Fatoumata Diawara: Fenfo review – a seductive marriage of ancient and modern


Pierced of lip, electric guitarist Fatoumata Diawara has verve to spare, and a dynamic voice whose partial cloudiness is fundamental to its appeal. The singer released her debut album, Fatou, in 2011; an intervening aeon has seen the Mali-born, Paris-based artist act in films and collaborate extensively; Ultimatum, her Disclosure feature, was released earlier this month. In the wake of the discovery last year of slave markets in Libya, she recorded a powerful anti-racism track, Djonya.

Fenfo (“Something to Say” in Bambara) finds Diawara engaged on an outreach programme, making contemporary roots music about themes that range from the specifically African – Kanou Dan Yen lambasts the tradition that stops different ethnic groups intermarrying – to the universal. Don Do, the album closer, finds Diawara aching about unrequited love to a sparse accompaniment: her electric guitar and Vincent Ségal’s cello. Fenfo’s most seductive marriages of ancient and modern have already come out: Nterini, the lead track, and the mesmeric Kokoro.

Nonetheless, the depths of the tracklisting are a surprise. Ridiculously easy on the ear, Bonya (Respect) spikes 60s US R&B with kora runs courtesy of both Toumani and Sidiki Diabaté, while Dibi Bo comes to Anglophone ears as finger-clicking doo-wop that also invites you to sing along; exercise caution, however, on Negue Negue.

Watch the vide for Nterini by Fatoumata Diawara.


Kitty Empire

The GuardianTramp

Related Content

Fatoumata Diawara: Fatou – review
Neil Spencer enjoys a folksy album by a former actress on which women's rights take pride of place

Neil Spencer

17, Sep, 2011 @10:30 PM

Fatoumata Diawara – review
Diawara's professional and eclectic set included funk, jazz and the music of Mali's Wassoulou region, but was lacking in excitement, writes Robin Denselow

Robin Denselow

14, Oct, 2011 @3:30 PM

Fatoumata Diawara: Fatou – review
In this enjoyable, impressive set, Fatoumata Diawara demonstrates her soulful vocals, and the mood is often light and laidback, writes Robin Denselow

Robin Denselow

15, Sep, 2011 @10:01 PM

Article image
Fatoumata Diawara: 'We can present our culture in a new way'

The Malian singer on her hopes for African music and the Africa Express 2012 tour. Interview by Neil Spencer
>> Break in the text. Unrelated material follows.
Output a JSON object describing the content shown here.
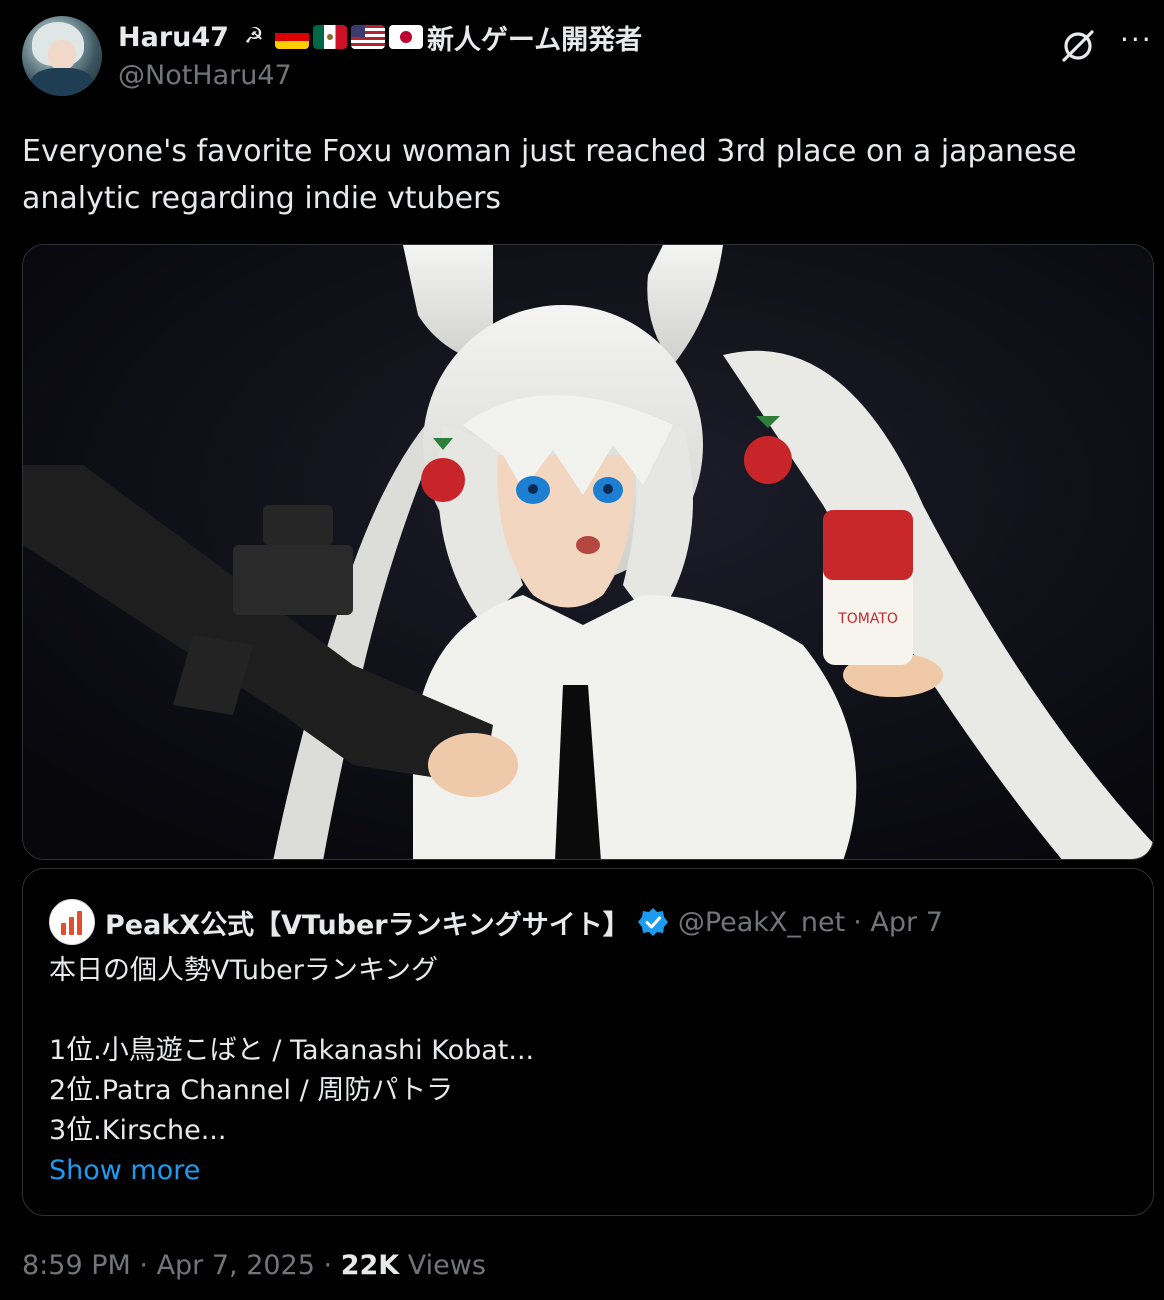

Interview by Neil Spencer

25, Aug, 2012 @11:08 PM

Article image
Weekender: Fatoumata Diawara, singer, 29

'Sundays are quiet. I love to be at home, playing guitar, writing songs, tending to my window box'

Interview: Becky Barnicoat. Portrait: Emily Stein

23, Sep, 2011 @9:59 PM

Article image
Fatoumata Diawara: 'Singing is a medicine'

She might work with Flea and Damon Albarn, but Fatoumata Diawara's still singing to her countrywomen in Mali, she tells Caspar Llewellyn Smith

Caspar Llewellyn Smith

21, Mar, 2012 @6:30 PM

Fatoumata Diawara: Clandestin live session - video

Malian singer-songwriter Fatoumata Diawara visits the Guardian studio to enchant us with an exclusive live version of the song Clandestin from her album Fatou

Ben Kape, Andy Gallagher, Mustafa Khalili and Richard Sprenger

01, Dec, 2011 @12:42 PM

Fatoumata Diawara performs Sowa live - video

Malian-born Fatoumata Diawara is joined live on stage at the Guardian Open Weekend festival in March by Romeo Stodart of the Magic Numbers

Andy Gallagher, Lindsay Poulton and Laurence Topham

27, Apr, 2012 @8:25 AM

Article image
Ibiza: The Silent Movie review – bacchanalia ancient and modern
Julien Temple’s documentary links the island’s long history to its modern clubbing reputation

Simran Hans

07, Jul, 2019 @7:00 AM

Article image
Marina: Ancient Dreams in a Modern Land review – ambitious manifesto pop
The Welsh singer brings an operatic seductiveness to her ballads against misogyny

Damien Morris

13, Jun, 2021 @12:00 PM